__DIRECTIONS FOR THIS TASK__. Without any pictures, reproduce exactly the lines running from the line containing "What data populates" through the end of the entries.
··· STORED DATA ···
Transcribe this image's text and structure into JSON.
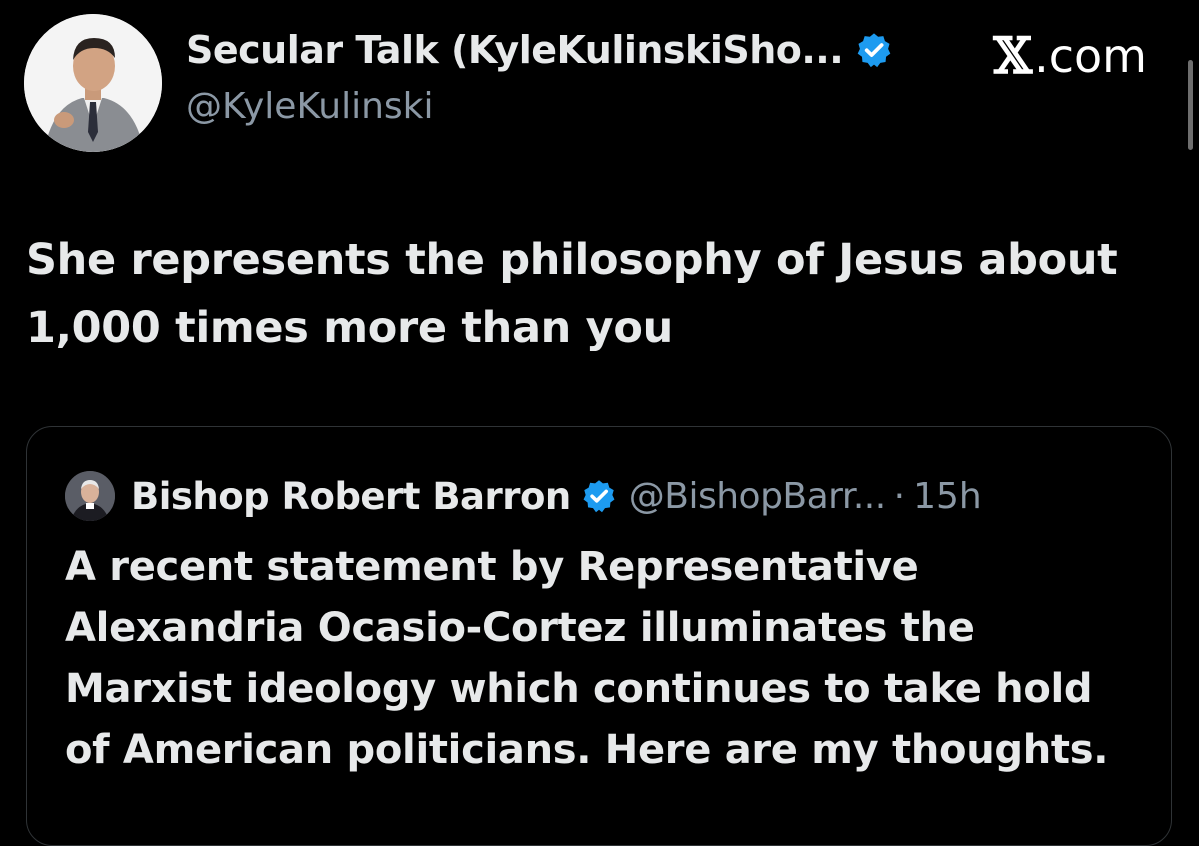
{
  "author": {
    "display_name": "Secular Talk (KyleKulinskiSho...",
    "handle": "@KyleKulinski",
    "avatar_icon": "profile-photo",
    "verified_icon": "verified-badge-icon"
  },
  "brand": {
    "x_glyph": "𝕏",
    "domain": ".com"
  },
  "tweet": {
    "text": "She represents the philosophy of Jesus about 1,000 times more than you"
  },
  "quoted_tweet": {
    "display_name": "Bishop Robert Barron",
    "handle": "@BishopBarr...",
    "separator": "·",
    "time": "15h",
    "text": "A recent statement by Representative Alexandria Ocasio-Cortez illuminates the Marxist ideology which continues to take hold of American politicians. Here are my thoughts.",
    "avatar_icon": "profile-photo",
    "verified_icon": "verified-badge-icon"
  },
  "colors": {
    "background": "#000000",
    "primary_text": "#e7e9ea",
    "secondary_text": "#8b98a5",
    "verified_blue": "#1d9bf0",
    "card_border": "#2f3336"
  }
}
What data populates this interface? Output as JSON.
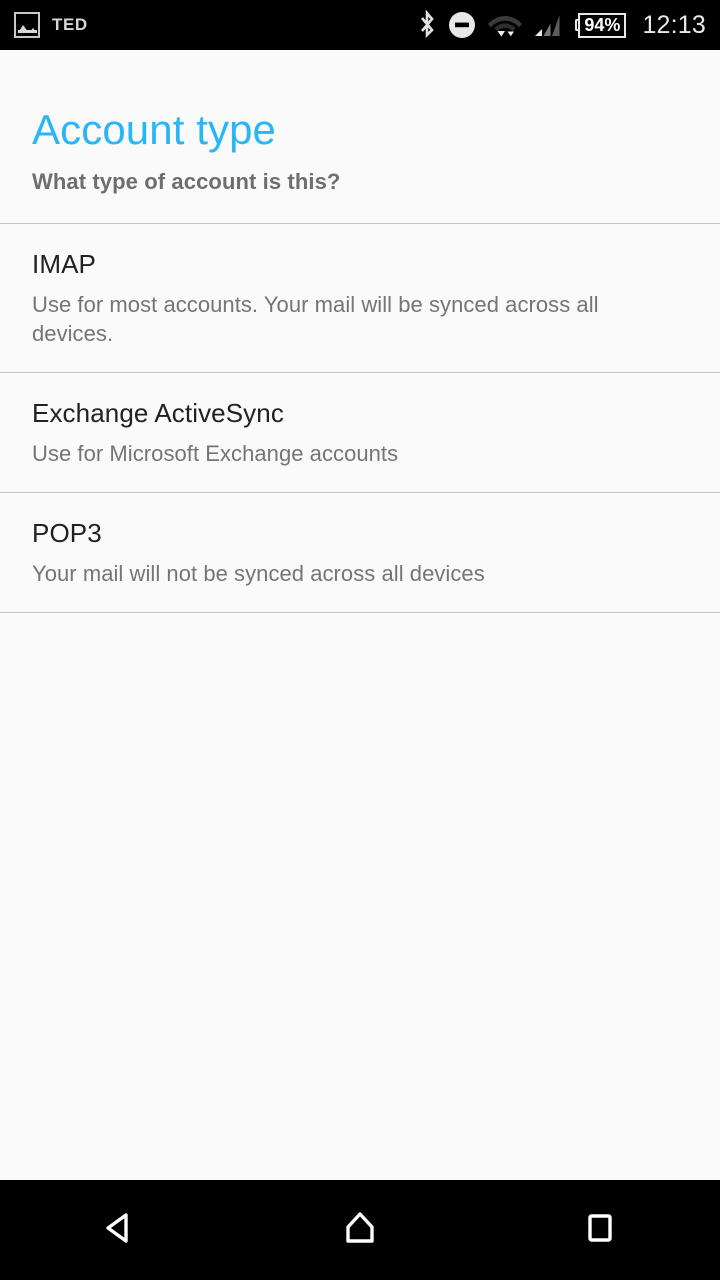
{
  "status_bar": {
    "app_label": "TED",
    "notification_icon": "photo-icon",
    "icons": [
      "bluetooth-icon",
      "do-not-disturb-icon",
      "wifi-icon",
      "cellular-signal-icon"
    ],
    "battery_percent": "94%",
    "clock": "12:13"
  },
  "header": {
    "title": "Account type",
    "subtitle": "What type of account is this?",
    "title_color": "#29b6f6",
    "subtitle_color": "#6e6e6e"
  },
  "list": {
    "items": [
      {
        "title": "IMAP",
        "description": "Use for most accounts. Your mail will be synced across all devices."
      },
      {
        "title": "Exchange ActiveSync",
        "description": "Use for Microsoft Exchange accounts"
      },
      {
        "title": "POP3",
        "description": "Your mail will not be synced across all devices"
      }
    ]
  },
  "nav_bar": {
    "back": "back-icon",
    "home": "home-icon",
    "recents": "recents-icon"
  }
}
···
__WRITTEN SOLUTION__.
What data populates this interface? Output as JSON.
{
  "status_bar": {
    "app_label": "TED",
    "notification_icon": "photo-icon",
    "icons": [
      "bluetooth-icon",
      "do-not-disturb-icon",
      "wifi-icon",
      "cellular-signal-icon"
    ],
    "battery_percent": "94%",
    "clock": "12:13"
  },
  "header": {
    "title": "Account type",
    "subtitle": "What type of account is this?",
    "title_color": "#29b6f6",
    "subtitle_color": "#6e6e6e"
  },
  "list": {
    "items": [
      {
        "title": "IMAP",
        "description": "Use for most accounts. Your mail will be synced across all devices."
      },
      {
        "title": "Exchange ActiveSync",
        "description": "Use for Microsoft Exchange accounts"
      },
      {
        "title": "POP3",
        "description": "Your mail will not be synced across all devices"
      }
    ]
  },
  "nav_bar": {
    "back": "back-icon",
    "home": "home-icon",
    "recents": "recents-icon"
  }
}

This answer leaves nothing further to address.